(BRIEF)
Every record must be repeated precisely as it stands.

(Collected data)
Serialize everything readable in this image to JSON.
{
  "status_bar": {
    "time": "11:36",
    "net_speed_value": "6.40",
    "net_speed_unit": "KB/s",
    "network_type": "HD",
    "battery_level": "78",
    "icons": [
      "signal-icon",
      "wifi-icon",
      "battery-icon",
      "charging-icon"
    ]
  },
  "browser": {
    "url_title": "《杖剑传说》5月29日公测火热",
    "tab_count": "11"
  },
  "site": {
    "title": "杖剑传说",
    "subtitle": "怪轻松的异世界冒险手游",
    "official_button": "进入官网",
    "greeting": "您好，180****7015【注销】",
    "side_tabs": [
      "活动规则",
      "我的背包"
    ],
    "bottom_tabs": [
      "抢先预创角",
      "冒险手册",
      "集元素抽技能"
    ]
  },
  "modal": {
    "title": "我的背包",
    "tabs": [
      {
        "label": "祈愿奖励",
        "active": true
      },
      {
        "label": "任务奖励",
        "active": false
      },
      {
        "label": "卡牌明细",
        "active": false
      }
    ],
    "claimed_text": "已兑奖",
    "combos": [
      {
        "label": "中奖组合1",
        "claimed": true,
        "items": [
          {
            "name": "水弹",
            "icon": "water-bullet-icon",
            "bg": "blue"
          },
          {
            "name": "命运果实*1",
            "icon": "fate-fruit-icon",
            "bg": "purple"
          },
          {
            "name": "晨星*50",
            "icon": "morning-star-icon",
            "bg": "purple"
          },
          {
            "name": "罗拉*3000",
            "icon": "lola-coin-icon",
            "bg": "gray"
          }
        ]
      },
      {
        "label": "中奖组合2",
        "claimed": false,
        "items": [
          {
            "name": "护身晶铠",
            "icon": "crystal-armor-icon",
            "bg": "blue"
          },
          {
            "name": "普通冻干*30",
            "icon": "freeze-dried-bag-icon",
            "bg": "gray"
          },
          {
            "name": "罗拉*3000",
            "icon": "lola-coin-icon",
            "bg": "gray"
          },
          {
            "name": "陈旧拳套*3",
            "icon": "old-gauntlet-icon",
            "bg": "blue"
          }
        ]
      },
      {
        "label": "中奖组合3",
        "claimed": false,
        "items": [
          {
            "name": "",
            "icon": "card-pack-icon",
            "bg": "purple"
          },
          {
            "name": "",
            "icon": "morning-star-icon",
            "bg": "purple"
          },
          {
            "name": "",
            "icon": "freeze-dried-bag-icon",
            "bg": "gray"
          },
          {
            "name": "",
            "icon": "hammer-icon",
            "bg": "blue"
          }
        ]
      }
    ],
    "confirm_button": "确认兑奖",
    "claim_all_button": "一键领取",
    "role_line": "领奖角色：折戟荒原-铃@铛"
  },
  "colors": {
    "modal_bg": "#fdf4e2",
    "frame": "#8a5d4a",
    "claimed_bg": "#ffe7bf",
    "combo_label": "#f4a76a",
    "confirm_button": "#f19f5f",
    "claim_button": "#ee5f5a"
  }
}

(EXERCISE RESPONSE)
Serialize everything readable in this image to JSON.
{
  "status_bar": {
    "time": "11:36",
    "net_speed_value": "6.40",
    "net_speed_unit": "KB/s",
    "network_type": "HD",
    "battery_level": "78",
    "icons": [
      "signal-icon",
      "wifi-icon",
      "battery-icon",
      "charging-icon"
    ]
  },
  "browser": {
    "url_title": "《杖剑传说》5月29日公测火热",
    "tab_count": "11"
  },
  "site": {
    "title": "杖剑传说",
    "subtitle": "怪轻松的异世界冒险手游",
    "official_button": "进入官网",
    "greeting": "您好，180****7015【注销】",
    "side_tabs": [
      "活动规则",
      "我的背包"
    ],
    "bottom_tabs": [
      "抢先预创角",
      "冒险手册",
      "集元素抽技能"
    ]
  },
  "modal": {
    "title": "我的背包",
    "tabs": [
      {
        "label": "祈愿奖励",
        "active": true
      },
      {
        "label": "任务奖励",
        "active": false
      },
      {
        "label": "卡牌明细",
        "active": false
      }
    ],
    "claimed_text": "已兑奖",
    "combos": [
      {
        "label": "中奖组合1",
        "claimed": true,
        "items": [
          {
            "name": "水弹",
            "icon": "water-bullet-icon",
            "bg": "blue"
          },
          {
            "name": "命运果实*1",
            "icon": "fate-fruit-icon",
            "bg": "purple"
          },
          {
            "name": "晨星*50",
            "icon": "morning-star-icon",
            "bg": "purple"
          },
          {
            "name": "罗拉*3000",
            "icon": "lola-coin-icon",
            "bg": "gray"
          }
        ]
      },
      {
        "label": "中奖组合2",
        "claimed": false,
        "items": [
          {
            "name": "护身晶铠",
            "icon": "crystal-armor-icon",
            "bg": "blue"
          },
          {
            "name": "普通冻干*30",
            "icon": "freeze-dried-bag-icon",
            "bg": "gray"
          },
          {
            "name": "罗拉*3000",
            "icon": "lola-coin-icon",
            "bg": "gray"
          },
          {
            "name": "陈旧拳套*3",
            "icon": "old-gauntlet-icon",
            "bg": "blue"
          }
        ]
      },
      {
        "label": "中奖组合3",
        "claimed": false,
        "items": [
          {
            "name": "",
            "icon": "card-pack-icon",
            "bg": "purple"
          },
          {
            "name": "",
            "icon": "morning-star-icon",
            "bg": "purple"
          },
          {
            "name": "",
            "icon": "freeze-dried-bag-icon",
            "bg": "gray"
          },
          {
            "name": "",
            "icon": "hammer-icon",
            "bg": "blue"
          }
        ]
      }
    ],
    "confirm_button": "确认兑奖",
    "claim_all_button": "一键领取",
    "role_line": "领奖角色：折戟荒原-铃@铛"
  },
  "colors": {
    "modal_bg": "#fdf4e2",
    "frame": "#8a5d4a",
    "claimed_bg": "#ffe7bf",
    "combo_label": "#f4a76a",
    "confirm_button": "#f19f5f",
    "claim_button": "#ee5f5a"
  }
}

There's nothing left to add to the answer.